● Task directions: Pull each line containing "true" out of the data and copy it.

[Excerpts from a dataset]
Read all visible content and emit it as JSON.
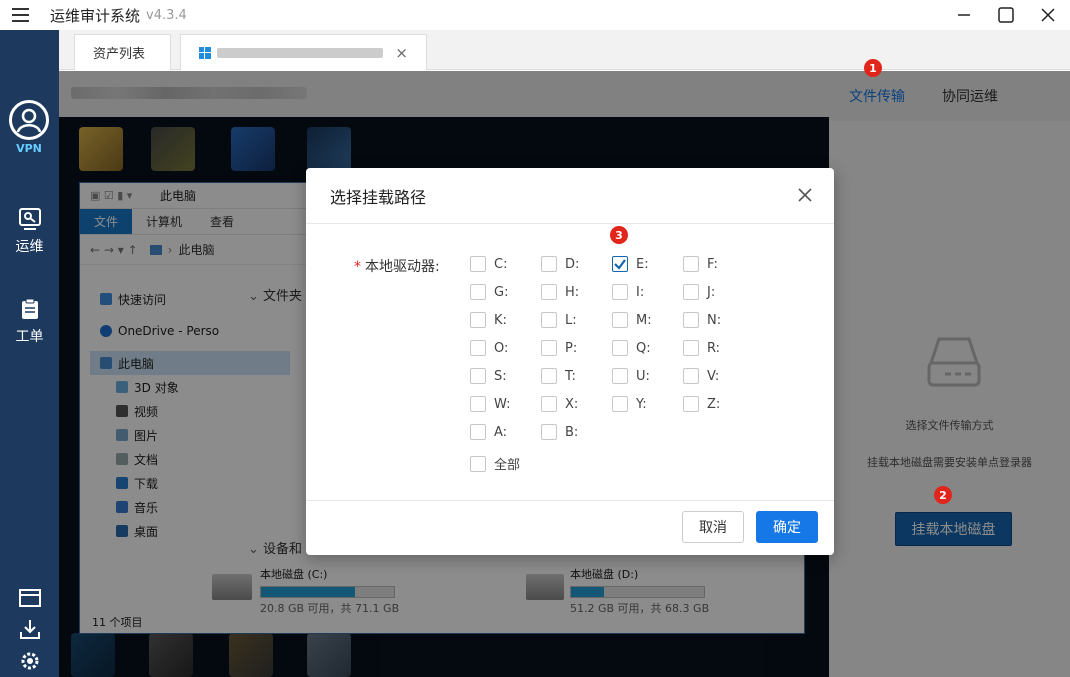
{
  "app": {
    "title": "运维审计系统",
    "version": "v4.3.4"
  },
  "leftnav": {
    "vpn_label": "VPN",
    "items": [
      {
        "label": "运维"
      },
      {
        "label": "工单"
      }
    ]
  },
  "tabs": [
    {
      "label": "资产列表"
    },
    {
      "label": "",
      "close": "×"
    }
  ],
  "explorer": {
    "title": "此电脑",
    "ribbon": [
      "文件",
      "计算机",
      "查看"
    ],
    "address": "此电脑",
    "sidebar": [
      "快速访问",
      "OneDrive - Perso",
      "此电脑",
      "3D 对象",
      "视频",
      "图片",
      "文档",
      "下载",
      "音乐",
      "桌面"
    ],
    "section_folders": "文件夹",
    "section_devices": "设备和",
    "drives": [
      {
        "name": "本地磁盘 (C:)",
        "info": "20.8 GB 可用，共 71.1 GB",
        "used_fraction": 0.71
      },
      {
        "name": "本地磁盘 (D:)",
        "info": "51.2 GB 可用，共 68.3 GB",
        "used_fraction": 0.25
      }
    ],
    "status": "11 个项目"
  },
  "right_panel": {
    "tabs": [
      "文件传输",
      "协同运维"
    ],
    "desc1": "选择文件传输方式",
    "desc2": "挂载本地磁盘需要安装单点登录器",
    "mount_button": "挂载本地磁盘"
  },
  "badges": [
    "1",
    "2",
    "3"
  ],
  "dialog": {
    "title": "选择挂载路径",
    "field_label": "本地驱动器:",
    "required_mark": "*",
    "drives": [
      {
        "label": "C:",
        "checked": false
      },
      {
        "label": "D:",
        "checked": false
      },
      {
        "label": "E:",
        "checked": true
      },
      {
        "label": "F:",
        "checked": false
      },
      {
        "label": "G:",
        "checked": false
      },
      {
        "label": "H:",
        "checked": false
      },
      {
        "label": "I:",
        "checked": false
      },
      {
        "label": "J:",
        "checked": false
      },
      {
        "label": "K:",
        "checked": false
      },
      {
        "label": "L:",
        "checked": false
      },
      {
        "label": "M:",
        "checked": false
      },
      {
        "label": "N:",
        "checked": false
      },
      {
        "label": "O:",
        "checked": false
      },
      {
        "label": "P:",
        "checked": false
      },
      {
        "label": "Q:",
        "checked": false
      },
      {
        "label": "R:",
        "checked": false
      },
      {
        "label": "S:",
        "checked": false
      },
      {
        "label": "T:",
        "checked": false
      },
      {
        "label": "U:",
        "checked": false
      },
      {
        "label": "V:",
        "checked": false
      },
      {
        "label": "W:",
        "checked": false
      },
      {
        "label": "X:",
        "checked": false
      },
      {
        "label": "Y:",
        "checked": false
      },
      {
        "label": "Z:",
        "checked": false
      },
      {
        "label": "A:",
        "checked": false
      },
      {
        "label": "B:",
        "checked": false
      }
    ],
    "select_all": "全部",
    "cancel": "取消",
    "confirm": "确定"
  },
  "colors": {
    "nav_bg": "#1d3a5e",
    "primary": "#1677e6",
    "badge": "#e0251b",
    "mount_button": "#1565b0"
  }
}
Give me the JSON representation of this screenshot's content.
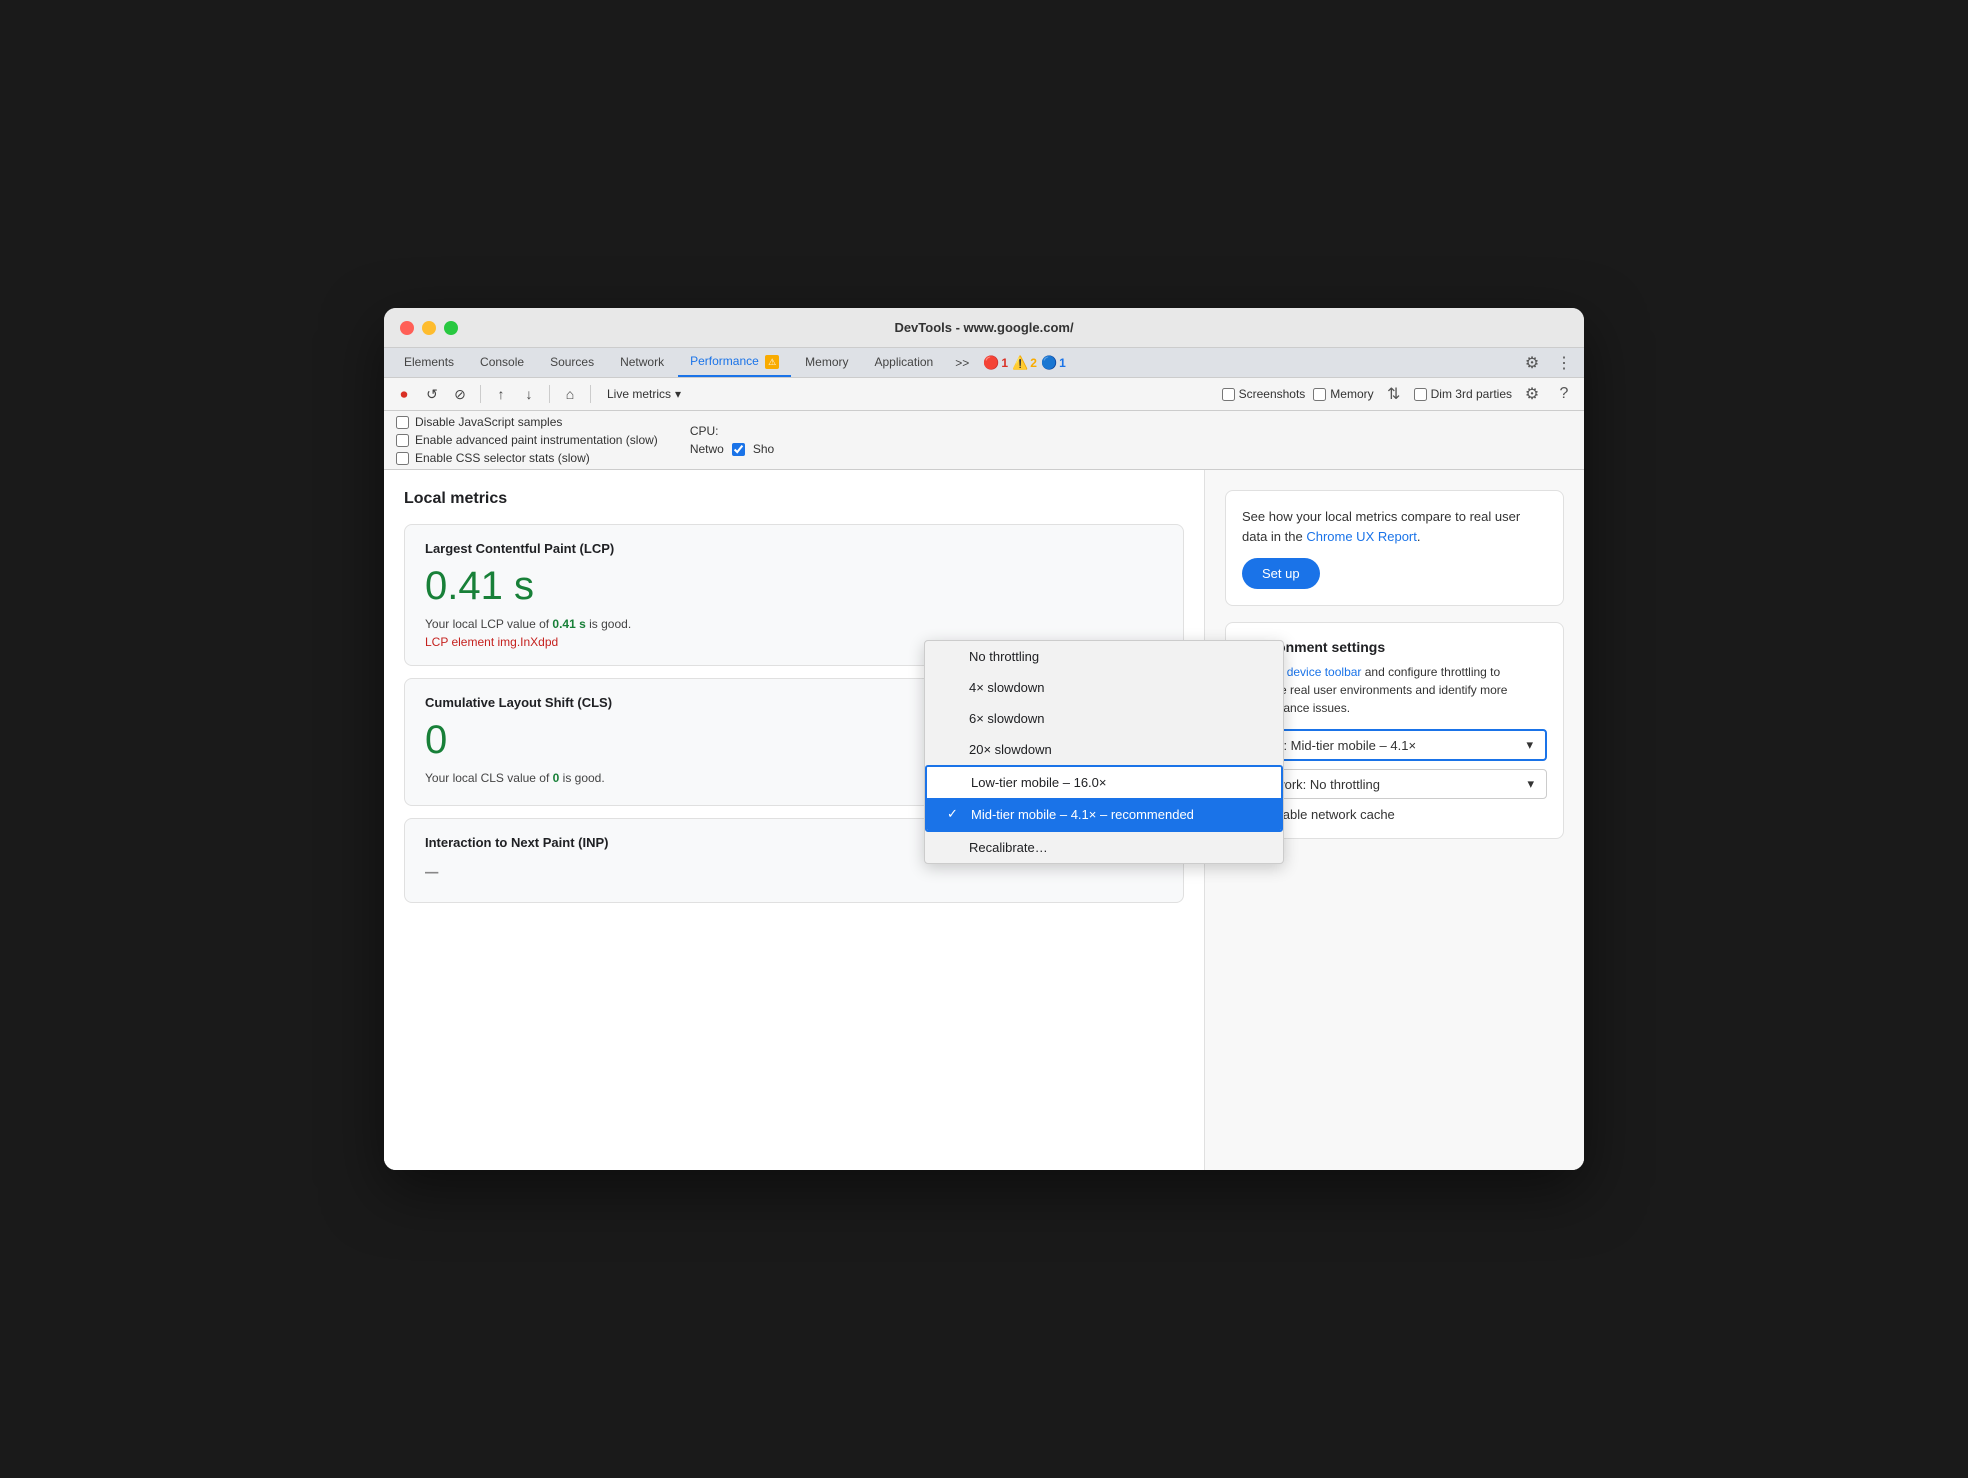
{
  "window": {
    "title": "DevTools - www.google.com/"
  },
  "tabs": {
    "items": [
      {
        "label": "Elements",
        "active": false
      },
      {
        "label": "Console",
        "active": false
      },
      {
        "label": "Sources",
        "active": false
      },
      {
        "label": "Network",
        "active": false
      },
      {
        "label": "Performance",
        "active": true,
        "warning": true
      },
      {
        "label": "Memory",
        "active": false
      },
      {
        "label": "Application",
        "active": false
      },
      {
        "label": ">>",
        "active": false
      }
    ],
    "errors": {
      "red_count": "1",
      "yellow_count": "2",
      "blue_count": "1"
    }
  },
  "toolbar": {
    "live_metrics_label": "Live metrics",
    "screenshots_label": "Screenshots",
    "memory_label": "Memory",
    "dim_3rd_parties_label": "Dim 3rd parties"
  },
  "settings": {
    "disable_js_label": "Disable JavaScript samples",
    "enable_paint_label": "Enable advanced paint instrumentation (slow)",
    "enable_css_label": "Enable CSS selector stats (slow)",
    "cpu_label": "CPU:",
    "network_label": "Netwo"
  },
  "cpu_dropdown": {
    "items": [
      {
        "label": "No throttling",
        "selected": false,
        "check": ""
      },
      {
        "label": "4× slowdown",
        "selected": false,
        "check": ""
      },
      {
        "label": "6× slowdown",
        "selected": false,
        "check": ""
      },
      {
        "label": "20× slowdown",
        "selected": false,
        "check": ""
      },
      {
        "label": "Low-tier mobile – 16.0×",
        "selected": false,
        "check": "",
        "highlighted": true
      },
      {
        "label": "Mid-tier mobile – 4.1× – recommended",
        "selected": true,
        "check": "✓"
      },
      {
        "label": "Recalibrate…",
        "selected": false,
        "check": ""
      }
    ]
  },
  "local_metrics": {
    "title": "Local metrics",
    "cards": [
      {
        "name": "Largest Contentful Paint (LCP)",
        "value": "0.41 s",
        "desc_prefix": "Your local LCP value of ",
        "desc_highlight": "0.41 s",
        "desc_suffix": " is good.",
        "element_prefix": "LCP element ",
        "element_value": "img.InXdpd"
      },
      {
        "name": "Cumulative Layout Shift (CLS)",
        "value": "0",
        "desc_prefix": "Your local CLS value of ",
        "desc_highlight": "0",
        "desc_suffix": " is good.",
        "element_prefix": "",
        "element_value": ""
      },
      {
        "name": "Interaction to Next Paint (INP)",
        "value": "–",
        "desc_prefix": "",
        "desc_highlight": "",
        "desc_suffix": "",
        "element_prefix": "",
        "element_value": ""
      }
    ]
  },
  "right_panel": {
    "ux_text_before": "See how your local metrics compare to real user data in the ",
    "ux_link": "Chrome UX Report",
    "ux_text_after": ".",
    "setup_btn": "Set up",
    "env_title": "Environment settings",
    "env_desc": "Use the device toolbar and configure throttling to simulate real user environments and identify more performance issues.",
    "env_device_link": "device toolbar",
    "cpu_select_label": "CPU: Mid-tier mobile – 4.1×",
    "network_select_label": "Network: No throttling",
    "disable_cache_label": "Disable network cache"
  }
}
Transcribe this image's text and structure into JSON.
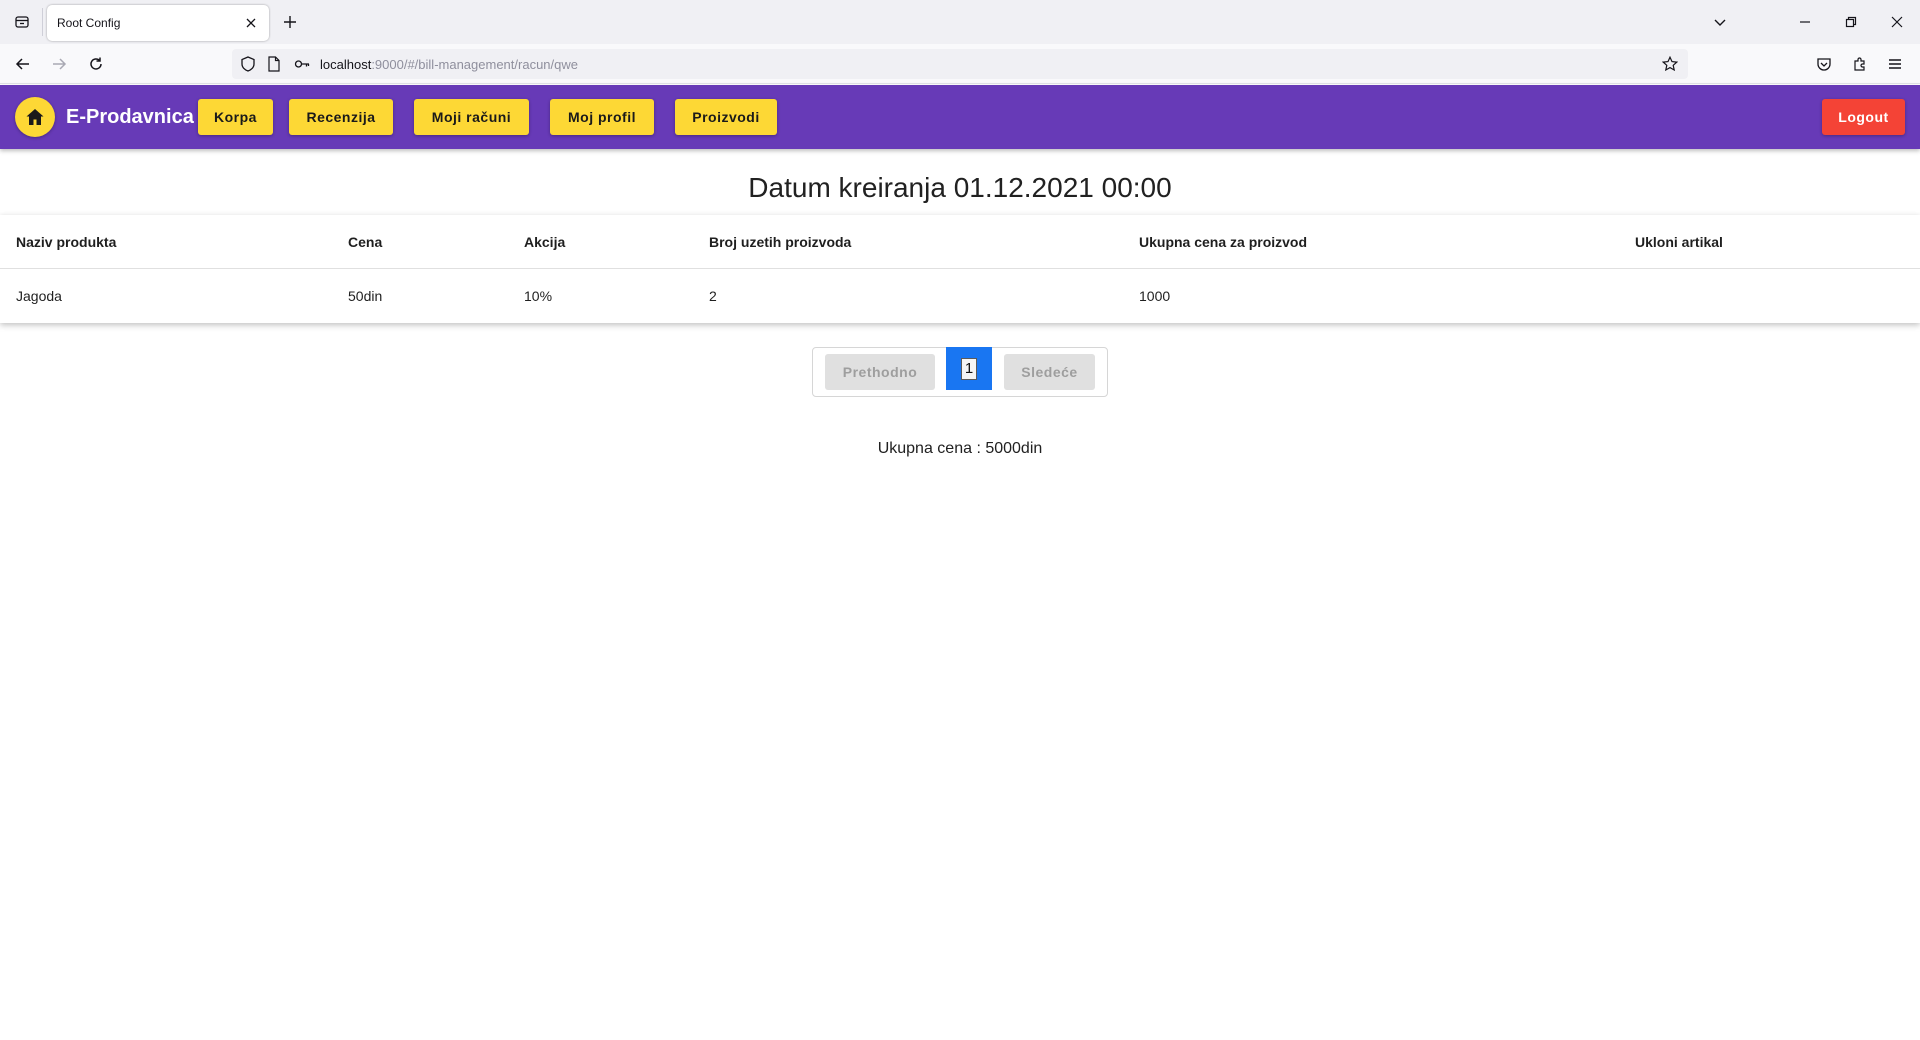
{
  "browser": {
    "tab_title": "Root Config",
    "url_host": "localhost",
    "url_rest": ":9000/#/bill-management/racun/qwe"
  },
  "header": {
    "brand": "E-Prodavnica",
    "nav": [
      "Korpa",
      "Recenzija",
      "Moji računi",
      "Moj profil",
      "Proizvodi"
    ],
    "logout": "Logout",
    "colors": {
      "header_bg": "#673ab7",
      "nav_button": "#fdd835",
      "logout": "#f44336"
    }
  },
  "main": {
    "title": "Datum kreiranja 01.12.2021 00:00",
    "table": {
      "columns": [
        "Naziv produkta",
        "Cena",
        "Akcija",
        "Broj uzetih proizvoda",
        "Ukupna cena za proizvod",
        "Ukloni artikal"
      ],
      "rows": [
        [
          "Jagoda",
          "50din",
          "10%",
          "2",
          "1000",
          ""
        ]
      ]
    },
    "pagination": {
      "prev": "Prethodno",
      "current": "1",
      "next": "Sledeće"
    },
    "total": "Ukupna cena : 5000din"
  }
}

● Problem solution:
        "checked": true
        "active": true,
        "warning": true
        "highlighted": true
        "selected": true,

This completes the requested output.